So-called mercy killing is the subject of The Bramble Bush, but the principals have such a brisk sex life that the subject rather gets lost in the bedclothes.
The screenplay, from a novel by Charles Mergendahl, presents the doctor who performs the mercy killing as a sympathetic character. Setting of the film is one of those New England towns that seem to be a hotbed (sic) of sex. Richard Burton is a young doctor who returns to his home town to care for his best friend, Tom Drake, who is dying of Hodgkin’s disease. Burton has a brief affair with Drake’s wife, Barbara Rush, who becomes pregnant.
Burton has left his home partly because his father, a doctor before him, committed suicide long before the action of the picture opens, on discovering his wife (Burton’s mother) was having an affair with James Dunn. Other complications include nurse Angie Dickinson’s unrequited torch for Burton.
Burton is intense and intelligent as the doctor, although he is miscast as a New Englander of laconic cast. Rush delivers a strong and sensitive performance. Dickinson’s warmth overcomes some script deficiencies, and Dunn is interesting in a role not completely realized. Drake is excellent.

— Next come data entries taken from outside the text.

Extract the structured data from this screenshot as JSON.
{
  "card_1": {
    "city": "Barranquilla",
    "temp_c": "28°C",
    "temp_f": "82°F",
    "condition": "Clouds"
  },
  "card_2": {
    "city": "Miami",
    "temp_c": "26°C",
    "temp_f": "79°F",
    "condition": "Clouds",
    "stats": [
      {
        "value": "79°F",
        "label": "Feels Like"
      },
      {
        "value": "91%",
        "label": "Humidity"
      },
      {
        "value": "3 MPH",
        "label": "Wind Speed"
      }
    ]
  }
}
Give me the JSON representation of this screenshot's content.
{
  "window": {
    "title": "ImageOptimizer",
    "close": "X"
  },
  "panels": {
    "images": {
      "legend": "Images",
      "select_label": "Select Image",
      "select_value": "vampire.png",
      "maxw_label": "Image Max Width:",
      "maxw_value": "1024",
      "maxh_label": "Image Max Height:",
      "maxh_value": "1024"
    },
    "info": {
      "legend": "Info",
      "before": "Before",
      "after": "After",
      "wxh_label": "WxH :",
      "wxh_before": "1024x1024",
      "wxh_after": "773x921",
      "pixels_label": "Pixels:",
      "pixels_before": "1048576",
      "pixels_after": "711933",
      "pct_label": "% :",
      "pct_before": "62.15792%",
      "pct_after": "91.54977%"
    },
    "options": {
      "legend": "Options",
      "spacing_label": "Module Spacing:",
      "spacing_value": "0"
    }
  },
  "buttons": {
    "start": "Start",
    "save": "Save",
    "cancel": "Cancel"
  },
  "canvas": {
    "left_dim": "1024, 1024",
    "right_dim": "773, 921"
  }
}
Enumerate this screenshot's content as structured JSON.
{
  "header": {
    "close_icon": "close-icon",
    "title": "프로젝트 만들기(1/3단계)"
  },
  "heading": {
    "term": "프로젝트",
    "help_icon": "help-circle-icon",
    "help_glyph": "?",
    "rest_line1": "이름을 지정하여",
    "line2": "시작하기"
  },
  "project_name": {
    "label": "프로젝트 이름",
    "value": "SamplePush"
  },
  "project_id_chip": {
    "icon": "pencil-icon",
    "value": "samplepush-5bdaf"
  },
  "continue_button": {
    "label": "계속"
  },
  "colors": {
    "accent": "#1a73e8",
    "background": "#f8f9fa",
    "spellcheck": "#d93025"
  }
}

Art director John S. Poplin is expert at creating the New England atmosphere (out of what looks, on close inspection, to be local California coastline).